    I don't expect a silent machine on super large builds. But I would prefer it quiet while I'm working on smaller stuff.

    It's easy to think about performance but complicated to compare thermal characteristics. This is one of those things Apple should provide out of the box.

    All this fiddling did tarnish the new-machine experience. I most certainly am keeping the return date in mind.

    If I do return it, I'm not certain what I could get instead. I obviously prefer Apple gear and OSX but what I do need is something UNIX-compatible -- any machine running Linux would do. I might keep it just so I don't have to dig through all the actual options and find the quality ones.
  22. pjfan macrumors regular

    May 24, 2009
    Columbus OH
    If going with a Mac, I believe your QUIET options are:
    Quietest -> quiet - rMacBook, new MacPro, iMac

    I believe your power options are:
    27" iMac, MacPro, rMBP 15" (extremely close, thanks to no MP updates)

    Try a stand, such as mstand, for your MacBook Pro. Propping it up will keep airflow moving, and my old rMBP would run with less fan noise it seemed. Otherwise, start considering a totally different configuration with a dedicated mobile device and desktop in order to achieve silence or near silence. It's worth noting that the decision to turn turboboost off suggests that either you get a better thermal rated rMBP option where it's affectivrly 'under clocked' at normal operations (therefore runs quieter and fast), or go the opposite direction of silent mobile computing.

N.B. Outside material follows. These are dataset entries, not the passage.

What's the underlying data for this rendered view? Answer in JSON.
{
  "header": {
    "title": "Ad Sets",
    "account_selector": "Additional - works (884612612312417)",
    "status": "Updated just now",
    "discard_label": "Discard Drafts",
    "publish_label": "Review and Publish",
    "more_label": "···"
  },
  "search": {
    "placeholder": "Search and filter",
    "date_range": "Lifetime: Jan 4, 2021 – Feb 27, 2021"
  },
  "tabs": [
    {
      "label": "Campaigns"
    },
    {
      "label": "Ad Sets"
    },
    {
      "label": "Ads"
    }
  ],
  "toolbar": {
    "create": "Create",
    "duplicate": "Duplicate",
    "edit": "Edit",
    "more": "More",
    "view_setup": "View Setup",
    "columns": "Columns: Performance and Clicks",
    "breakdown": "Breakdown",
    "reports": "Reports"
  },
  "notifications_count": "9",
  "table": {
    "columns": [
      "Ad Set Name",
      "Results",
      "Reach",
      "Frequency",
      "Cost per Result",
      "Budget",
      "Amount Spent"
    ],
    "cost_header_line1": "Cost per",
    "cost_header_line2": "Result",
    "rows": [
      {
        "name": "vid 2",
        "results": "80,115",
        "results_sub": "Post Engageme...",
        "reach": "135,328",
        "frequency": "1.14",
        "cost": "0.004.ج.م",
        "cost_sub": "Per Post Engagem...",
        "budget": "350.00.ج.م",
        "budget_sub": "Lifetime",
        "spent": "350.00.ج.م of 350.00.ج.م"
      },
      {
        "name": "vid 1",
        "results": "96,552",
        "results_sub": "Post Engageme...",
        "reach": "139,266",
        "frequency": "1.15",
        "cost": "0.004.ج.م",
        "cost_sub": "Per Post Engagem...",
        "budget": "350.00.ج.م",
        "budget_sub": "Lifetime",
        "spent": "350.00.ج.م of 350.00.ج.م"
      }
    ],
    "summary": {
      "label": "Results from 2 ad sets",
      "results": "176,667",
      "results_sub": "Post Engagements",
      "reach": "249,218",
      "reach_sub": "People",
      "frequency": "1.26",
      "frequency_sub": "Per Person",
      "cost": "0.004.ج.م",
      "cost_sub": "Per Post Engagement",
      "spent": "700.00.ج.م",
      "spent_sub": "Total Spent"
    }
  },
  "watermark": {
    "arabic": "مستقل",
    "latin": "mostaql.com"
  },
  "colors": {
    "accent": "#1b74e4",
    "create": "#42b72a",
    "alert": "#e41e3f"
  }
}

    I suspect you would consider the latter crazy. Hope you find happiness!
  23. BornAgainMac macrumors 603


    Feb 4, 2004
    Florida Resident
    Since you are use to keeping your Mac for a long time, I recommend the Mac Pro. The cost isn't that bad considering you are able to keep a laptop around for almost a decade. A desktop could probably keep you happy until the year 2031.
  24. maflynn Moderator


    Staff Member

    May 3, 2009
    I think spending over 3k for 3 year old technology is not the best use of money imo.
  25. fierarul thread starter macrumors member

    Jun 18, 2010
    It wasn't intentional to keep the laptop this much, but it is an interesting experiment. Obviously the machine is upgraded: 6GB RAM, 1TB Samsung SSD + 1TB normal storage (in the Optibay) and I have access to other machines.

    Since compilations are basically single-threaded the 2.4Ghz Core 2 Duo seems to be quite respectable against the current offering when paired with the rest of the upgrades (particularly the SSD).

    Maybe I didn't explain this properly, but I'm not looking for absolute silence per-se.

    The new machine is faster and louder compared to the old one, for a normal day's work. It is super-silent when you have nothing running, but for the smallest load it seems to be hyper-sensitive and ramp-up the fans, producing jet-engine-like noise which is distracting.

    In this aspect, it seems a regression compared to the old MBP.

    Is there some resource classifying the Apple laptop thermals (and/or noise)?

    I assume by opposite direction you mean loud mobile computing? :)

Share This Page